'''

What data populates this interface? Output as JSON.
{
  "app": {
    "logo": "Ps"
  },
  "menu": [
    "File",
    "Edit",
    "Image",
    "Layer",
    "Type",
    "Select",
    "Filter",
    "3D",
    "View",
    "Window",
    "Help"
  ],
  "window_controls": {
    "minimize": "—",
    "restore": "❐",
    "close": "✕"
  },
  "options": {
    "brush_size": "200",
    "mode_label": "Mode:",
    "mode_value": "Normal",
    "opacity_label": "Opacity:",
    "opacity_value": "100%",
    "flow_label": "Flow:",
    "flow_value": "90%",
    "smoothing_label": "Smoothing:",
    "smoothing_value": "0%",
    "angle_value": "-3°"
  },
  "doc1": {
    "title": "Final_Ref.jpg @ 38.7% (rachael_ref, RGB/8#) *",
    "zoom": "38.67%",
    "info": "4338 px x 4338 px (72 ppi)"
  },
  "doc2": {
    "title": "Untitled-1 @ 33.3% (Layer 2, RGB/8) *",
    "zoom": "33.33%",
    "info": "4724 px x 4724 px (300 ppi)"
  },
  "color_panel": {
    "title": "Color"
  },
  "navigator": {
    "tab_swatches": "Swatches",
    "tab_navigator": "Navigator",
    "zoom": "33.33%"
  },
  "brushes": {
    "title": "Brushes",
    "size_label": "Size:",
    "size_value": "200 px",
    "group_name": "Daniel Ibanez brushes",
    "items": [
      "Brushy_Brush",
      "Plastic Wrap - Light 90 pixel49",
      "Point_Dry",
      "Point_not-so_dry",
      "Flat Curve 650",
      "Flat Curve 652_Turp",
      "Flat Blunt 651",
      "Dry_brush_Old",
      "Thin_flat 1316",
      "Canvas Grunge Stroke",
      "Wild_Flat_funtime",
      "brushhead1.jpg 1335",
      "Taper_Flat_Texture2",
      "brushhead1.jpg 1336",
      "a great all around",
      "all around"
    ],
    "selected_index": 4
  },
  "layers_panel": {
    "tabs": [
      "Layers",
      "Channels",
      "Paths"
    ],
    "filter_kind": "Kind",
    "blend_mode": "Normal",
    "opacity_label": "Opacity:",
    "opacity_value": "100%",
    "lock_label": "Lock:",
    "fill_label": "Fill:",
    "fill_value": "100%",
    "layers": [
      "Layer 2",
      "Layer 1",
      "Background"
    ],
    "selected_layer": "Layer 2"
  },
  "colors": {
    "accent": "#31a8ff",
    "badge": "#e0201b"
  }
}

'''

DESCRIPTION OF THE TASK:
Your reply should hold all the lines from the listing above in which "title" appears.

TASK OUTPUT:
    "title": "Final_Ref.jpg @ 38.7% (rachael_ref, RGB/8#) *",
    "title": "Untitled-1 @ 33.3% (Layer 2, RGB/8) *",
    "title": "Color"
    "title": "Brushes",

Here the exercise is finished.